- Ferguson ND, Fan E, Camporota L, et al. The Berlin definition of ARDS: an expanded rationale, justification, and supplementary material. Intensive Care Med 2012; 38:1573.
- Rice TW, Wheeler AP, Bernard GR, et al. Comparison of the SpO2/FIO2 ratio and the PaO2/FIO2 ratio in patients with acute lung injury or ARDS. Chest 2007; 132:410.
- Bernard GR, Artigas A, Brigham KL, et al. The American-European Consensus Conference on ARDS. Definitions, mechanisms, relevant outcomes, and clinical trial coordination. Am J Respir Crit Care Med 1994; 149:818.
- Bellani G, Laffey JG, Pham T, et al. Epidemiology, Patterns of Care, and Mortality for Patients With Acute Respiratory Distress Syndrome in Intensive Care Units in 50 Countries. JAMA 2016; 315:788.
- Thille AW, Esteban A, Fernández-Segoviano P, et al. Comparison of the Berlin definition for acute respiratory distress syndrome with autopsy. Am J Respir Crit Care Med 2013; 187:761.
- Schwarz MI, Albert RK. "Imitators" of the ARDS: implications for diagnosis and treatment. Chest 2004; 125:1530.
- Pope-Harman AL, Davis WB, Allen ED, et al. Acute eosinophilic pneumonia. A summary of 15 cases and review of the literature. Medicine (Baltimore) 1996; 75:334.
- Buchheit J, Eid N, Rodgers G Jr, et al. Acute eosinophilic pneumonia with respiratory failure: a new syndrome? Am Rev Respir Dis 1992; 145:716.
- Philit F, Etienne-Mastroïanni B, Parrot A, et al. Idiopathic acute eosinophilic pneumonia: a study of 22 patients. Am J Respir Crit Care Med 2002; 166:1235.
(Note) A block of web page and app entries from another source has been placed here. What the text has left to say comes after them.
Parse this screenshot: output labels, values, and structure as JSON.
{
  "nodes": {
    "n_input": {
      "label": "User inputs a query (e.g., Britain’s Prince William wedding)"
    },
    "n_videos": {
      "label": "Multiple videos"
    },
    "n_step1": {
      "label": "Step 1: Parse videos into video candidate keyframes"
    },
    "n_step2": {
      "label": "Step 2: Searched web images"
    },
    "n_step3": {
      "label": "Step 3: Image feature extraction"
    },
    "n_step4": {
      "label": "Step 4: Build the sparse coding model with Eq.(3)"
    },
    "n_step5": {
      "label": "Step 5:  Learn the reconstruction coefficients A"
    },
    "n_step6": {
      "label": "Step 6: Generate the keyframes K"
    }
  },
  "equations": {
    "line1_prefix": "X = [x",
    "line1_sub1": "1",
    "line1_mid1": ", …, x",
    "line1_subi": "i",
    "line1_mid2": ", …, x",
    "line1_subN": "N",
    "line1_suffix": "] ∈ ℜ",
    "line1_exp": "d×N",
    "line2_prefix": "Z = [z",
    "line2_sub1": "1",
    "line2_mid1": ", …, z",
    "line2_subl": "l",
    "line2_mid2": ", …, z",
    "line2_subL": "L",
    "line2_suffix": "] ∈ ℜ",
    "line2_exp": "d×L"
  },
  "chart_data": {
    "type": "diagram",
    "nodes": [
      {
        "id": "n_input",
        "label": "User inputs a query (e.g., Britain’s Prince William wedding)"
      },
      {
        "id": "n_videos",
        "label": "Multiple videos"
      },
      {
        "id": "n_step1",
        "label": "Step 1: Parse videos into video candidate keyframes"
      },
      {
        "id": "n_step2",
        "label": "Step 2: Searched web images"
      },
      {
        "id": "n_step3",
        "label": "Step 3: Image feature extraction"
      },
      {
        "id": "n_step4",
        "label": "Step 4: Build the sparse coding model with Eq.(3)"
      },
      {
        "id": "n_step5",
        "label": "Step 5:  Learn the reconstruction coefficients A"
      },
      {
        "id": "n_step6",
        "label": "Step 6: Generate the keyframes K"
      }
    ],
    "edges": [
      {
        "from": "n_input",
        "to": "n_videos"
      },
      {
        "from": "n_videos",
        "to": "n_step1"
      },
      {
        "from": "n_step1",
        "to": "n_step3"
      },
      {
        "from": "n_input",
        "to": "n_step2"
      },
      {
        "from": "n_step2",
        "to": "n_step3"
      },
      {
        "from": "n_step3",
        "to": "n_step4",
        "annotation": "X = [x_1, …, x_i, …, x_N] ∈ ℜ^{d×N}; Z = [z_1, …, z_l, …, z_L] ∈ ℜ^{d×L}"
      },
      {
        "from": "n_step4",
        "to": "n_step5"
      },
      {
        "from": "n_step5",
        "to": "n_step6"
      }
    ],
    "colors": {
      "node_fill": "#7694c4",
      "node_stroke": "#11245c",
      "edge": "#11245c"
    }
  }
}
- CLINICAL FEATURES
- Clinical presentation
- Clinical course
- - Barotrauma
- - Delirium
- - Nosocomial infection
- - Other complications
- DIAGNOSTIC EVALUATION
- Excluding cardiogenic pulmonary edema
- Excluding other causes of hypoxemic respiratory failure
- DIAGNOSTIC CRITERIA
- Berlin definition
- DIFFERENTIAL DIAGNOSIS
- INFORMATION FOR PATIENTS
- SUMMARY AND RECOMMENDATIONS